He escaped from a German hospital and served with Italian partisans for six months. After he returned to the United States, he trained military personnel in how to escape from captivity and survive behind enemy lines.
Col. Reiter later was posted by the Air Force to Italy and as senior briefer to Gen. Curtis LeMay at Strategic Air Command headquarters in Omaha.
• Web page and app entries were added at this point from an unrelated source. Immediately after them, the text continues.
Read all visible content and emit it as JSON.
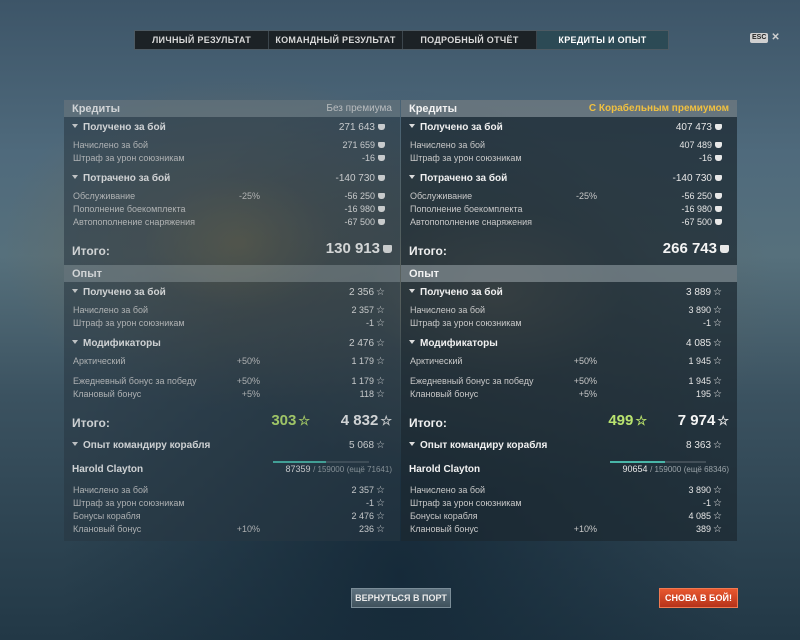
{
  "tabs": [
    {
      "label": "ЛИЧНЫЙ РЕЗУЛЬТАТ",
      "active": false
    },
    {
      "label": "КОМАНДНЫЙ РЕЗУЛЬТАТ",
      "active": false
    },
    {
      "label": "ПОДРОБНЫЙ ОТЧЁТ",
      "active": false
    },
    {
      "label": "КРЕДИТЫ И ОПЫТ",
      "active": true
    }
  ],
  "esc": {
    "key": "ESC",
    "close": "✕"
  },
  "left": {
    "credits_header": "Кредиты",
    "subtitle": "Без премиума",
    "earned_label": "Получено за бой",
    "earned_value": "271 643",
    "accrued_label": "Начислено за бой",
    "accrued_value": "271 659",
    "penalty_label": "Штраф за урон союзникам",
    "penalty_value": "-16",
    "spent_label": "Потрачено за бой",
    "spent_value": "-140 730",
    "service_label": "Обслуживание",
    "service_pct": "-25%",
    "service_value": "-56 250",
    "ammo_label": "Пополнение боекомплекта",
    "ammo_value": "-16 980",
    "equip_label": "Автопополнение снаряжения",
    "equip_value": "-67 500",
    "credits_total_label": "Итого:",
    "credits_total_value": "130 913",
    "xp_header": "Опыт",
    "xp_earned_label": "Получено за бой",
    "xp_earned_value": "2 356",
    "xp_accrued_label": "Начислено за бой",
    "xp_accrued_value": "2 357",
    "xp_penalty_label": "Штраф за урон союзникам",
    "xp_penalty_value": "-1",
    "mods_label": "Модификаторы",
    "mods_value": "2 476",
    "arctic_label": "Арктический",
    "arctic_pct": "+50%",
    "arctic_value": "1 179",
    "daily_label": "Ежедневный бонус за победу",
    "daily_pct": "+50%",
    "daily_value": "1 179",
    "clan_label": "Клановый бонус",
    "clan_pct": "+5%",
    "clan_value": "118",
    "xp_total_label": "Итого:",
    "xp_total_free": "303",
    "xp_total_value": "4 832",
    "cmdxp_label": "Опыт командиру корабля",
    "cmdxp_value": "5 068",
    "commander_name": "Harold Clayton",
    "commander_xp": "87359",
    "commander_max": "/ 159000",
    "commander_left": "(ещё 71641)",
    "commander_progress": 0.549,
    "c_accrued_label": "Начислено за бой",
    "c_accrued_value": "2 357",
    "c_penalty_label": "Штраф за урон союзникам",
    "c_penalty_value": "-1",
    "c_ship_label": "Бонусы корабля",
    "c_ship_value": "2 476",
    "c_clan_label": "Клановый бонус",
    "c_clan_pct": "+10%",
    "c_clan_value": "236"
  },
  "right": {
    "credits_header": "Кредиты",
    "subtitle": "С Корабельным премиумом",
    "earned_label": "Получено за бой",
    "earned_value": "407 473",
    "accrued_label": "Начислено за бой",
    "accrued_value": "407 489",
    "penalty_label": "Штраф за урон союзникам",
    "penalty_value": "-16",
    "spent_label": "Потрачено за бой",
    "spent_value": "-140 730",
    "service_label": "Обслуживание",
    "service_pct": "-25%",
    "service_value": "-56 250",
    "ammo_label": "Пополнение боекомплекта",
    "ammo_value": "-16 980",
    "equip_label": "Автопополнение снаряжения",
    "equip_value": "-67 500",
    "credits_total_label": "Итого:",
    "credits_total_value": "266 743",
    "xp_header": "Опыт",
    "xp_earned_label": "Получено за бой",
    "xp_earned_value": "3 889",
    "xp_accrued_label": "Начислено за бой",
    "xp_accrued_value": "3 890",
    "xp_penalty_label": "Штраф за урон союзникам",
    "xp_penalty_value": "-1",
    "mods_label": "Модификаторы",
    "mods_value": "4 085",
    "arctic_label": "Арктический",
    "arctic_pct": "+50%",
    "arctic_value": "1 945",
    "daily_label": "Ежедневный бонус за победу",
    "daily_pct": "+50%",
    "daily_value": "1 945",
    "clan_label": "Клановый бонус",
    "clan_pct": "+5%",
    "clan_value": "195",
    "xp_total_label": "Итого:",
    "xp_total_free": "499",
    "xp_total_value": "7 974",
    "cmdxp_label": "Опыт командиру корабля",
    "cmdxp_value": "8 363",
    "commander_name": "Harold Clayton",
    "commander_xp": "90654",
    "commander_max": "/ 159000",
    "commander_left": "(ещё 68346)",
    "commander_progress": 0.57,
    "c_accrued_label": "Начислено за бой",
    "c_accrued_value": "3 890",
    "c_penalty_label": "Штраф за урон союзникам",
    "c_penalty_value": "-1",
    "c_ship_label": "Бонусы корабля",
    "c_ship_value": "4 085",
    "c_clan_label": "Клановый бонус",
    "c_clan_pct": "+10%",
    "c_clan_value": "389"
  },
  "buttons": {
    "port": "ВЕРНУТЬСЯ В ПОРТ",
    "battle": "СНОВА В БОЙ!"
  }
}
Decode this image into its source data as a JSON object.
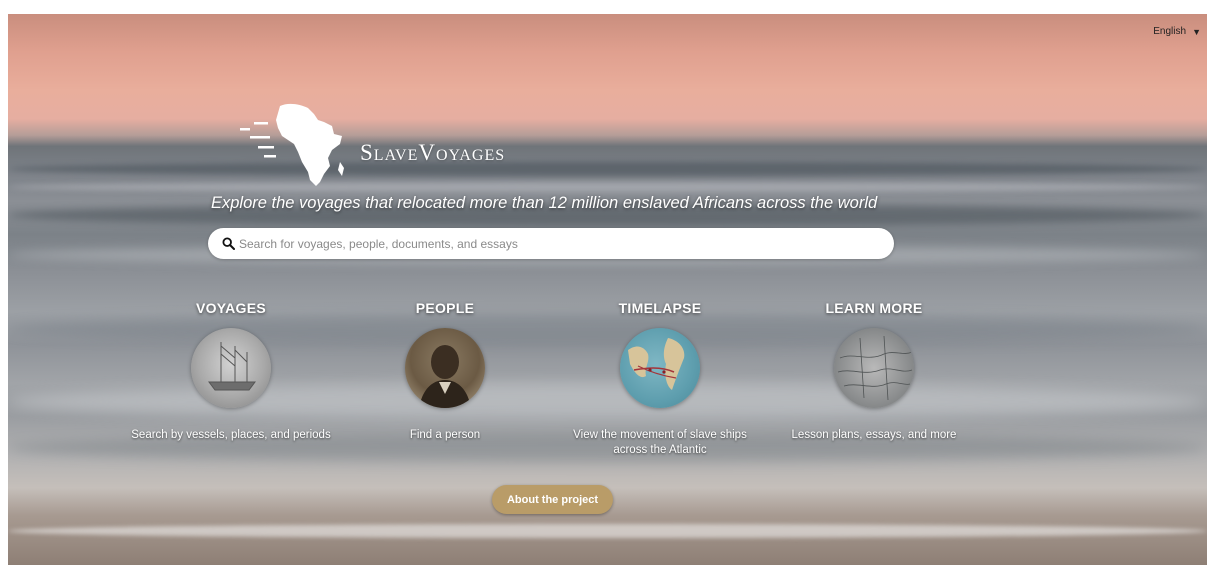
{
  "language": {
    "selected": "English"
  },
  "brand": {
    "name": "SlaveVoyages"
  },
  "tagline": "Explore the voyages that relocated more than 12 million enslaved Africans across the world",
  "search": {
    "placeholder": "Search for voyages, people, documents, and essays"
  },
  "sections": [
    {
      "title": "VOYAGES",
      "description": "Search by vessels, places, and periods"
    },
    {
      "title": "PEOPLE",
      "description": "Find a person"
    },
    {
      "title": "TIMELAPSE",
      "description": "View the movement of slave ships across the Atlantic"
    },
    {
      "title": "LEARN MORE",
      "description": "Lesson plans, essays, and more"
    }
  ],
  "about_button": "About the project",
  "colors": {
    "accent": "#b99c68",
    "text": "#ffffff"
  }
}
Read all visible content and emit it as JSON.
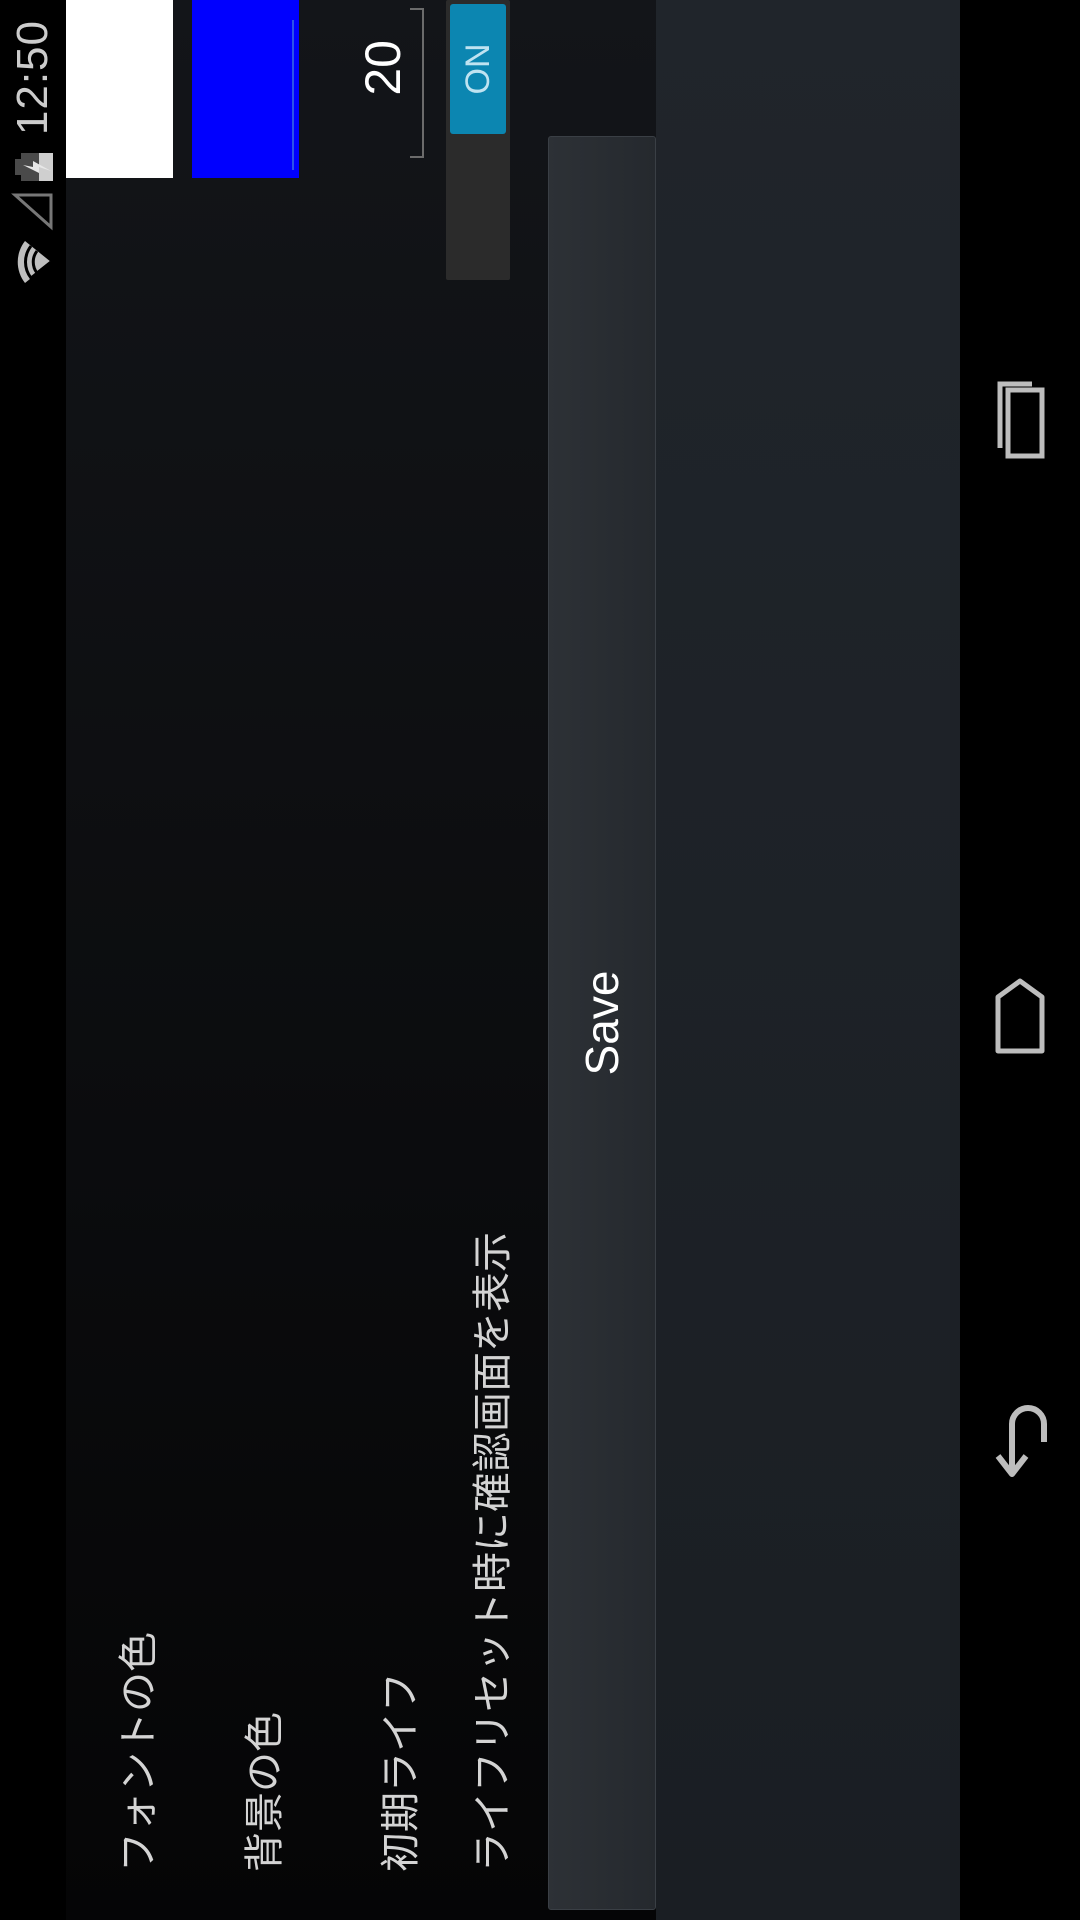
{
  "status_bar": {
    "time": "12:50",
    "icons": [
      "wifi-icon",
      "signal-icon",
      "battery-charging-icon"
    ]
  },
  "settings": {
    "font_color": {
      "label": "フォントの色",
      "color": "#FFFFFF"
    },
    "background_color": {
      "label": "背景の色",
      "color": "#0000FF"
    },
    "initial_life": {
      "label": "初期ライフ",
      "value": "20"
    },
    "confirm_on_reset": {
      "label": "ライフリセット時に確認画面を表示",
      "toggle_text": "ON"
    }
  },
  "save_button": {
    "label": "Save"
  },
  "nav_bar": {
    "icons": [
      "back-icon",
      "home-icon",
      "recent-apps-icon"
    ]
  },
  "theme": {
    "toggle_on_color": "#0C86B1",
    "button_background": "#2B2F34"
  }
}
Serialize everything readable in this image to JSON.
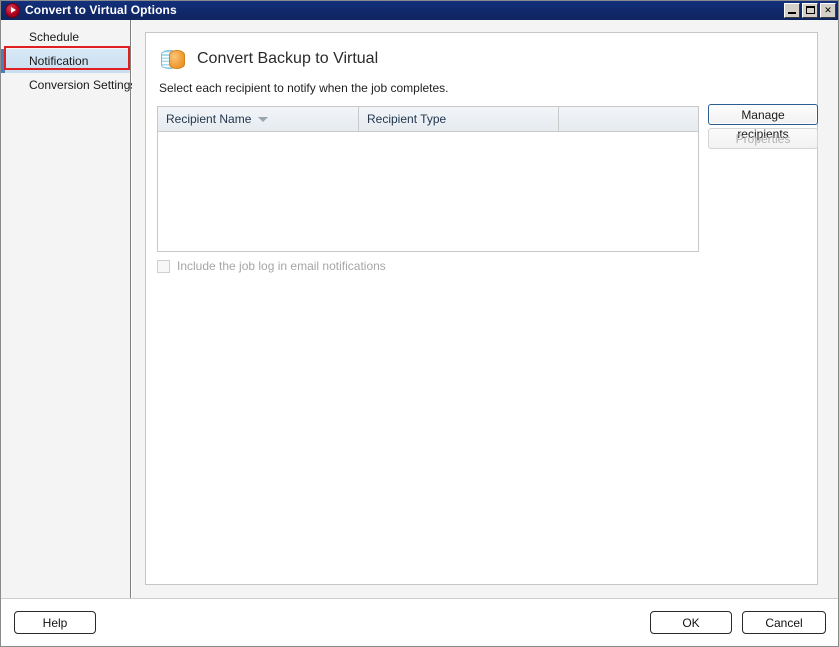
{
  "window": {
    "title": "Convert to Virtual Options",
    "app_icon": "record-circle-icon",
    "controls": {
      "minimize": "minimize-icon",
      "maximize": "maximize-icon",
      "close": "✕"
    }
  },
  "sidebar": {
    "items": [
      {
        "label": "Schedule",
        "selected": false
      },
      {
        "label": "Notification",
        "selected": true
      },
      {
        "label": "Conversion Settings",
        "selected": false
      }
    ]
  },
  "main": {
    "icon": "database-convert-icon",
    "title": "Convert Backup to Virtual",
    "subtitle": "Select each recipient to notify when the job completes.",
    "grid": {
      "columns": [
        "Recipient Name",
        "Recipient Type",
        ""
      ],
      "sort_column": "Recipient Name",
      "sort_direction": "descending",
      "rows": []
    },
    "checkbox": {
      "label": "Include the job log in email notifications",
      "checked": false,
      "enabled": false
    },
    "actions": {
      "manage_recipients": "Manage recipients",
      "properties": "Properties",
      "properties_enabled": false,
      "manage_focused": true
    }
  },
  "footer": {
    "help": "Help",
    "ok": "OK",
    "cancel": "Cancel"
  },
  "colors": {
    "titlebar": "#112a6e",
    "selection": "#cfe2f3",
    "highlight_box": "#e02020",
    "accent_blue": "#2c5d8f",
    "disabled_text": "#a6a6a6"
  }
}
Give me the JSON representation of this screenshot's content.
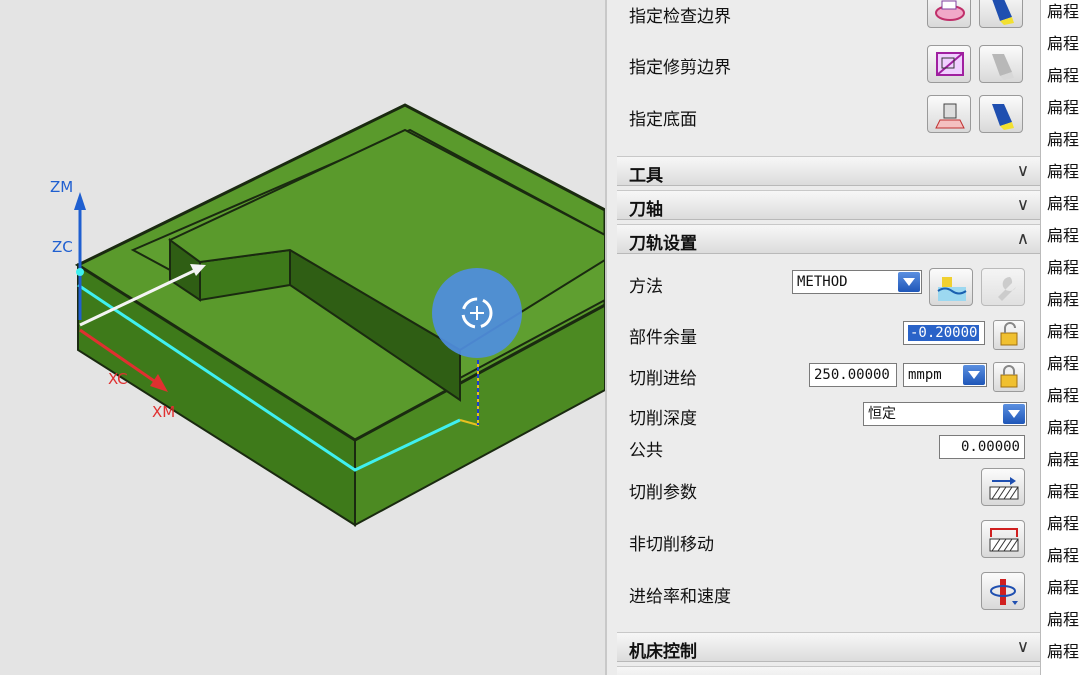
{
  "viewport": {
    "axis_labels": {
      "zm": "ZM",
      "zc": "ZC",
      "xc": "XC",
      "xm": "XM"
    },
    "colors": {
      "part_top": "#5a9a2c",
      "part_side": "#3e7a1a",
      "toolpath": "#3ff0f0",
      "zm_axis": "#1f5fd0",
      "xm_axis": "#e03030"
    }
  },
  "panel": {
    "geometry_rows": [
      {
        "label": "指定检查边界",
        "icon1": "check-boundary-icon",
        "icon2": "flashlight-icon"
      },
      {
        "label": "指定修剪边界",
        "icon1": "trim-boundary-icon",
        "icon2": "flashlight-disabled-icon"
      },
      {
        "label": "指定底面",
        "icon1": "floor-icon",
        "icon2": "flashlight-icon"
      }
    ],
    "sections": {
      "tools": "工具",
      "tool_axis": "刀轴",
      "path_settings": "刀轨设置",
      "machine_control": "机床控制"
    },
    "path_settings": {
      "method_label": "方法",
      "method_value": "METHOD",
      "stock_label": "部件余量",
      "stock_value": "-0.20000",
      "feed_label": "切削进给",
      "feed_value": "250.00000",
      "feed_unit": "mmpm",
      "depth_label": "切削深度",
      "depth_value": "恒定",
      "common_label": "公共",
      "common_value": "0.00000",
      "cut_params_label": "切削参数",
      "non_cut_label": "非切削移动",
      "feeds_speeds_label": "进给率和速度"
    }
  },
  "strip": {
    "items": [
      "扁程",
      "扁程",
      "扁程",
      "扁程",
      "扁程",
      "扁程",
      "扁程",
      "扁程",
      "扁程",
      "扁程",
      "扁程",
      "扁程",
      "扁程",
      "扁程",
      "扁程",
      "扁程",
      "扁程",
      "扁程",
      "扁程",
      "扁程",
      "扁程"
    ]
  }
}
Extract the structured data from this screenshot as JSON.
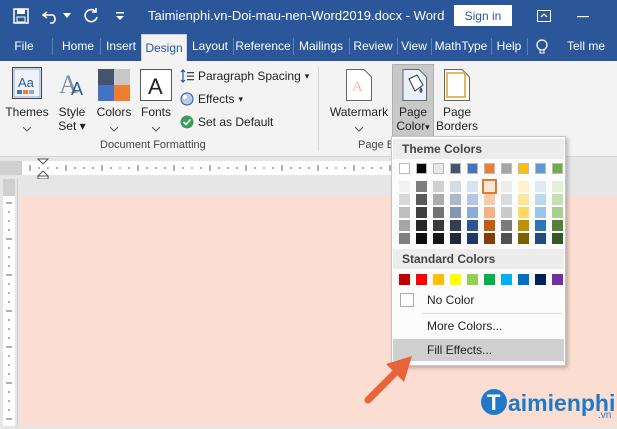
{
  "window": {
    "title": "Taimienphi.vn-Doi-mau-nen-Word2019.docx  -  Word",
    "sign_in": "Sign in"
  },
  "tabs": [
    "File",
    "Home",
    "Insert",
    "Design",
    "Layout",
    "Reference",
    "Mailings",
    "Review",
    "View",
    "MathType",
    "Help",
    "Tell me"
  ],
  "active_tab": "Design",
  "ribbon": {
    "themes": {
      "line1": "Themes",
      "arrow": "⌄"
    },
    "style_set": {
      "line1": "Style",
      "line2": "Set"
    },
    "colors": "Colors",
    "fonts": "Fonts",
    "paragraph_spacing": "Paragraph Spacing",
    "effects": "Effects",
    "set_as_default": "Set as Default",
    "document_formatting": "Document Formatting",
    "watermark": "Watermark",
    "page_color": {
      "line1": "Page",
      "line2": "Color"
    },
    "page_borders": {
      "line1": "Page",
      "line2": "Borders"
    },
    "page_background": "Page B"
  },
  "page_color_menu": {
    "theme_colors_header": "Theme Colors",
    "standard_colors_header": "Standard Colors",
    "no_color": "No Color",
    "more_colors": "More Colors...",
    "fill_effects": "Fill Effects...",
    "theme_top_row": [
      "#ffffff",
      "#000000",
      "#e7e6e6",
      "#44546a",
      "#4472c4",
      "#ed7d31",
      "#a5a5a5",
      "#ffc000",
      "#5b9bd5",
      "#70ad47"
    ],
    "theme_shades": [
      [
        "#f2f2f2",
        "#d8d8d8",
        "#bfbfbf",
        "#a5a5a5",
        "#7f7f7f"
      ],
      [
        "#7f7f7f",
        "#595959",
        "#3f3f3f",
        "#262626",
        "#0d0d0d"
      ],
      [
        "#d0cece",
        "#aeabab",
        "#757171",
        "#3a3838",
        "#171616"
      ],
      [
        "#d6dce4",
        "#adb9ca",
        "#8496b0",
        "#333f4f",
        "#222a35"
      ],
      [
        "#d9e2f3",
        "#b4c7e7",
        "#8eaadb",
        "#2f5496",
        "#1f3864"
      ],
      [
        "#fbe5d5",
        "#f7caac",
        "#f4b183",
        "#c55a11",
        "#843c0b"
      ],
      [
        "#ededed",
        "#dbdbdb",
        "#c9c9c9",
        "#7b7b7b",
        "#525252"
      ],
      [
        "#fff2cc",
        "#ffe599",
        "#ffd966",
        "#bf9000",
        "#7f6000"
      ],
      [
        "#deebf6",
        "#bdd7ee",
        "#9dc3e6",
        "#2e75b5",
        "#1e4e79"
      ],
      [
        "#e2efd9",
        "#c5e0b3",
        "#a8d08d",
        "#538135",
        "#375623"
      ]
    ],
    "standard": [
      "#c00000",
      "#ff0000",
      "#ffc000",
      "#ffff00",
      "#92d050",
      "#00b050",
      "#00b0f0",
      "#0070c0",
      "#002060",
      "#7030a0"
    ]
  },
  "branding": {
    "logo_text": "aimienphi",
    "logo_suffix": ".vn",
    "logo_letter": "T"
  },
  "colors": {
    "accent": "#2b579a",
    "page_background": "#fbded1",
    "arrow": "#e8623a"
  }
}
He retired as legislative liaison for the secretary of the Air Force.
After leaving the military, Col. Reiter was vice president for government affairs for World Airways and Washington representative for Flying Tigers International and Japan Airlines.
He had served as president of the Aero Club of Washington and was a member of the Air Force Association and Army Navy Country Club.
Survivors include his wife, Helen N. Reiter of McLean; two children, Allan James Reiter and Kathleen N. Ausley, both of Arlington; and a brother.
Robert John Bladergroen
Robert John Bladergroen, 80, a lawyer in the Central Intelligence Agency's Office of General Counsel for 25 years before retiring about 1976, died of pneumonia Oct. 29 at Potomac Valley Nursing and Wellness Center. He lived in Alexandria.
After leaving the agency, he practiced law in Fairfax until retiring again in the early 1980s. In the 1980s, he also did pro bono work for Catholic Charities and Fairfax Juvenile and Domestic Relations Court.
Mr. Bladergroen was born in Rochester, N.Y. He was a graduate of Cornell University and a 1948 graduate of its law school. He joined the CIA in 1951 and remained a consultant to the agency after his retirement.
He served in the Marine Corps in the Pacific during World War II and received the Bronze Star with Combat "V." He retired from the reserve as a colonel in 1975.
He was a member of St. Mary's Catholic Church in Alexandria and the Virginia and New York bar associations.
His hobbies included golf.
Survivors include his wife, Carol Bladergroen of Alexandria; two daughters, Karen Bladergroen of Falls Church and Mara Bladergroen of Arlington; two sons, Dr. Mark Bladergroen of Richmond and Gregg Bladergroen of Atlanta; two brothers; and six grandchildren.
Miriam Fischer Bolduan
Miriam Fischer Bolduan, 76, a teacher of Sunday school and Bible classes at Grace Lutheran Church in Washington, died Oct. 10 at a hospital in Richmond. She had cancer and had suffered a stroke.
Mrs. Bolduan was author of a book of religious philosophy, "Words to See By," published in 1970. She also wrote poetry.
She was a graduate of Carnegie Mellon University in her native Pittsburgh.
She taught chemistry at the university in the mid-1940s and also taught at a prep school outside Boston.
She accompanied her husband to an Army civilian post in Germany from 1959 to 1965.
They settled in Washington when they returned to this country. She had moved from Chevy Chase to Richmond in July.
Mrs. Bolduan's interests included photography, and she was a member of the Potomac Society of Stereo Photographers.
She was a volunteer with the Well Mind Association of Greater Washington.
Her husband of 51 years, Orvil E.A. Bolduan, died in 1995.
Survivors include three daughters, Ruth Bolduan of Richmond, Marie Bolduan Highby of Mountain View, Calif., and Anne Bolduan Schmitt of Chevy Chase; and two granddaughters.